■ Dataset rows describing interfaces
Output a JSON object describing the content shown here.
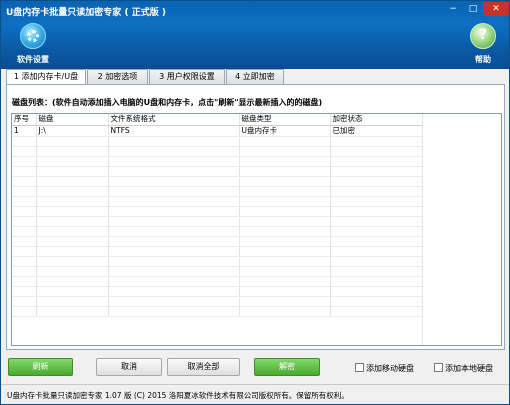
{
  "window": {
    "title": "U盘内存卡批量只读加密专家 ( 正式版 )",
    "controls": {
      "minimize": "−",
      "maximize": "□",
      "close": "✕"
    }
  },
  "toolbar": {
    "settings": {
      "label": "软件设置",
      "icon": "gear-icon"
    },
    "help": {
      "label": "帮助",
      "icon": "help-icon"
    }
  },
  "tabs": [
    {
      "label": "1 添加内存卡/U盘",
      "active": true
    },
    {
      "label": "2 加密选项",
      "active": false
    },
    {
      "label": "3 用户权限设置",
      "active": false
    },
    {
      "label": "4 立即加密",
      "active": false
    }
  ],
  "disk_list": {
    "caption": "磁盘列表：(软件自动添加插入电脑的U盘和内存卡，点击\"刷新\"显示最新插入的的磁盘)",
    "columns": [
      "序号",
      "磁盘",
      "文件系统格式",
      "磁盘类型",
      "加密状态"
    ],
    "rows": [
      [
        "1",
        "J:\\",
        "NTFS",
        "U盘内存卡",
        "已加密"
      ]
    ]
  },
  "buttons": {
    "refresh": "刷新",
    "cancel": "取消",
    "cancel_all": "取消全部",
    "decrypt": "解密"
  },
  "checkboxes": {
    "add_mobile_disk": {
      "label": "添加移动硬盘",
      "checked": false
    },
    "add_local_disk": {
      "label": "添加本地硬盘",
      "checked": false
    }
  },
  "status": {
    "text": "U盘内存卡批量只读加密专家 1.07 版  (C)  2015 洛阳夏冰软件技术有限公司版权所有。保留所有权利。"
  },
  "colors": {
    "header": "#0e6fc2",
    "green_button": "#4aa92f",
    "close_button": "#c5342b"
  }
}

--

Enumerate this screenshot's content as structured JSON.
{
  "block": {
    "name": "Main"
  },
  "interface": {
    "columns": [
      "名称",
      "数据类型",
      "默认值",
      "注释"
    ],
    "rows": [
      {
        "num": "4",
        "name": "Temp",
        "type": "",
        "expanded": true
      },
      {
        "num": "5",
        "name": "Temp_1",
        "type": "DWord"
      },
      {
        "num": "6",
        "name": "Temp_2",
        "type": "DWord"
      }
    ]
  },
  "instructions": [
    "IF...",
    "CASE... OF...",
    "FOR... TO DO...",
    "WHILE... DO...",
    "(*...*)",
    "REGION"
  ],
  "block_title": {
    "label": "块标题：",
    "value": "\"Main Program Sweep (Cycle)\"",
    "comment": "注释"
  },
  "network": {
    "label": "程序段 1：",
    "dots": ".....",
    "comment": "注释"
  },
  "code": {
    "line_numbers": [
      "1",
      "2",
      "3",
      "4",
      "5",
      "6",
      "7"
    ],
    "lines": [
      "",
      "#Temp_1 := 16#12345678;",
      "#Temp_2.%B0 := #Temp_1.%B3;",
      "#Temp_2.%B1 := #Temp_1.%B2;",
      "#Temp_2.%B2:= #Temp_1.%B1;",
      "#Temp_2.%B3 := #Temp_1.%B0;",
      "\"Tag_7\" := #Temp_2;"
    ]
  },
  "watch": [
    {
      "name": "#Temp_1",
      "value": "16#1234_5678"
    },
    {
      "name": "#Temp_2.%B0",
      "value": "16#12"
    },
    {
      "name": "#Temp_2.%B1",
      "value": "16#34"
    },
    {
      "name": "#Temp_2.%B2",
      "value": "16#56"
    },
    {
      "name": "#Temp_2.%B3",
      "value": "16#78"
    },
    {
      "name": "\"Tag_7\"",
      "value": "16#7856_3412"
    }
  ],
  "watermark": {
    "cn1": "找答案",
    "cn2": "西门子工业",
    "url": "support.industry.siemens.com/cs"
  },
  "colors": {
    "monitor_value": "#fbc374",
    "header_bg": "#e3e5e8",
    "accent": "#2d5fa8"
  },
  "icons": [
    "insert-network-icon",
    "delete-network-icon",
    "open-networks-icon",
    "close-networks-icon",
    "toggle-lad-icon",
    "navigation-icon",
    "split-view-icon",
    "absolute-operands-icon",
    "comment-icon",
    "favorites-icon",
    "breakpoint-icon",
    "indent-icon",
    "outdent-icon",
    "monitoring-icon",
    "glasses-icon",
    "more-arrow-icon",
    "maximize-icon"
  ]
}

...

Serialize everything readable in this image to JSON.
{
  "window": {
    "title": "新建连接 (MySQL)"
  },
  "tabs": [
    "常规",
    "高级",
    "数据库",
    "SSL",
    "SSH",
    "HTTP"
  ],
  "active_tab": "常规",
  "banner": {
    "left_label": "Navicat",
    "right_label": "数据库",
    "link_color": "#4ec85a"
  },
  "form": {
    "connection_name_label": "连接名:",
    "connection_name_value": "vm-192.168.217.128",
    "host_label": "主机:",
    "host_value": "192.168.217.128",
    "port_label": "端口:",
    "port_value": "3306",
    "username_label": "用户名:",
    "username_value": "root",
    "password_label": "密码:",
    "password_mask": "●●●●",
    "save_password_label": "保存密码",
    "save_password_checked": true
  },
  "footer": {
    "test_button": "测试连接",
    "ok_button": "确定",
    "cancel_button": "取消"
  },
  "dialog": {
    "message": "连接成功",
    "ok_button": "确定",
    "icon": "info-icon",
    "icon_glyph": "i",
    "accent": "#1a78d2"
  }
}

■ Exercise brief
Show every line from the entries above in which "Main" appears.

■ Written solution
    "name": "Main"
    "value": "\"Main Program Sweep (Cycle)\"",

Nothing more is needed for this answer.